See ya!! Mick

Visitor: george slaughter
Reference: came to see what you have here
Location: clayton, delaware
Web Info:
Date: Sat, Aug 22, 1998 at 19:15:35 (EDT)
Comments: nice site , i'll check back now and then to keep up on what done. was on the rock 66-67 with mtm 3rd fsr.
Hi there, George!
Thanks for coming by the site! Please do come back from time to time. I'm always looking for good quality additions to the site - today I added a link to Ray Gillespie's page, for example. Great Stuff!! You should take a look at his page too!
It's linked from:
So, come around once in a while and offer any suggestions that come to mind!

Visitor: Jay Adams
Reference: Your email
Location: Rocksprings, Texas`
Web Info:
Date: Sat, Aug 22, 1998 at 14:48:03 (EDT)
Comments: Mick- Thanks for sending me the additional information. I enjoyed your scrapbook. I didn't have time to view all of your website, but will at a later date. I was on Okinawa with the First Special Forces (1969 - 1971). I married an Okinawan lady (actually girl), from Afuso. She was only 18 years old. We are now going on 28 years of marital bliss with two wonderful children.
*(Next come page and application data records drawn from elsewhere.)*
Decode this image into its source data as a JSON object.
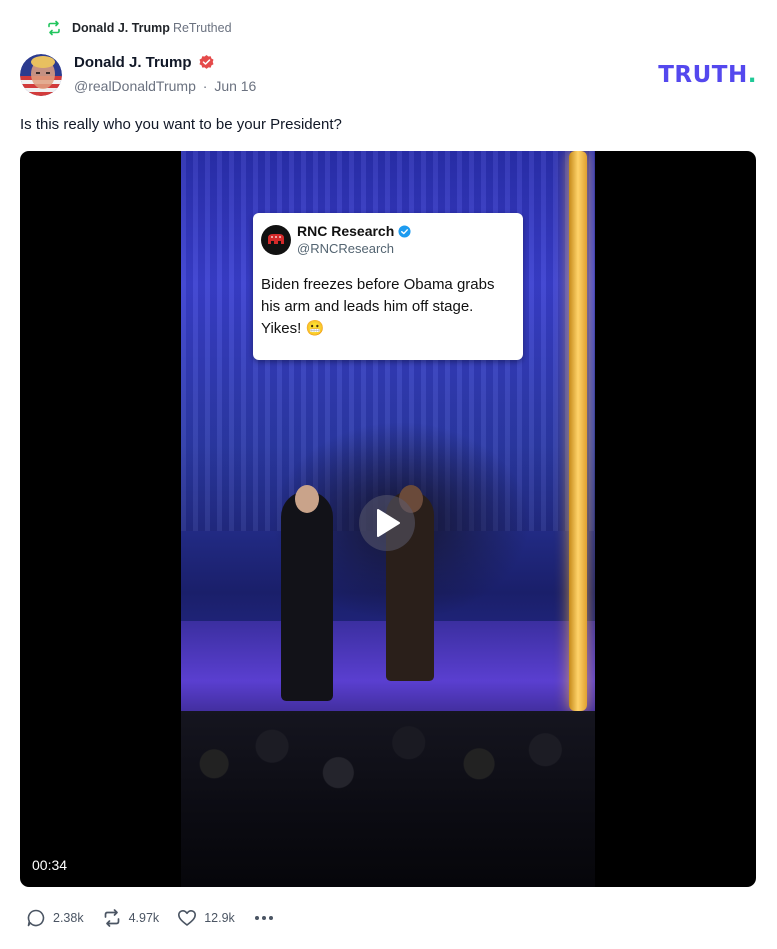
{
  "retruth": {
    "name": "Donald J. Trump",
    "action": "ReTruthed"
  },
  "author": {
    "name": "Donald J. Trump",
    "handle": "@realDonaldTrump",
    "separator": "·",
    "date": "Jun 16"
  },
  "brand": {
    "text": "TRUTH",
    "dot": ".",
    "color": "#5448ee",
    "dot_color": "#20c997"
  },
  "post": {
    "text": "Is this really who you want to be your President?"
  },
  "video": {
    "duration": "00:34",
    "embedded_card": {
      "name": "RNC Research",
      "handle": "@RNCResearch",
      "text": "Biden freezes before Obama grabs his arm and leads him off stage. Yikes! 😬"
    }
  },
  "actions": {
    "replies": "2.38k",
    "retruths": "4.97k",
    "likes": "12.9k"
  },
  "icons": {
    "retruth": "retruth-icon",
    "verified": "verified-badge-icon",
    "reply": "reply-icon",
    "like": "heart-icon",
    "more": "more-icon",
    "play": "play-icon"
  },
  "colors": {
    "retruth_green": "#22c55e",
    "verified_red": "#e54a4a",
    "text_muted": "#6b7280"
  }
}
We returned to Okinawa 1973, 1977 and 1990. We are planning a return trip in the near future. I am new on the internet (2 months), but I am learning my way around. I hope to have a homepage soon. I can't say enough good things about Okinawa. I wish my dream of becoming a rice farmer would have worked out, but Que Sera. Keep up the good work. Jay & Chieko
Jay!! Konichi-wa!!
So good to hear from ya! Wow!! A rice farmer... on Okinawa, I presume! What a great deal that would be. Such a peaceful existence. Now, as I understand it, an awful lot of rice is grown in Texas, along with sugar cane - two things you have very much in common with Okinawa.
Please give my best to Chieko and assure her that - at least in my opinion - she hails from the prettiest place on Earth! Congratulations to you and your bride in your 28th year of matrimonial splendor!!
So, what do you do in Texas? Will you ever go back to "the Rock" for good? I'd love to.... but have too many obligations here in the States first! *sigh*
I appreciate your having come by my site and hope you and your lady - and the children - will return to see the entire site.
Thanks, Jay, for dropping me a few lines!! Mick

More in the bag!

Page 1 of MailBag
Page 2
Page 3

Return to Scrapbook Menu Go to the Naha Harhi Boat Races Go to Nakagusuku Castle
Koza Yaki Pottery Go to Nakamura House Faces of Okinawa
Hands Around Kadena Nago Jyo Southeast Botanical Garden
Peek at the military side Potpourri Odds & Ends

Shuri Castle site Angel of Mori-no Kawa Shi-shi Lion
Downtown, Southern Okinawa More People More Scenes
Return to Okinawa

Return to Mick's Big Sky

® Webmaster: Mick McClary P.O. Box 6245, Great Falls, Montana 59406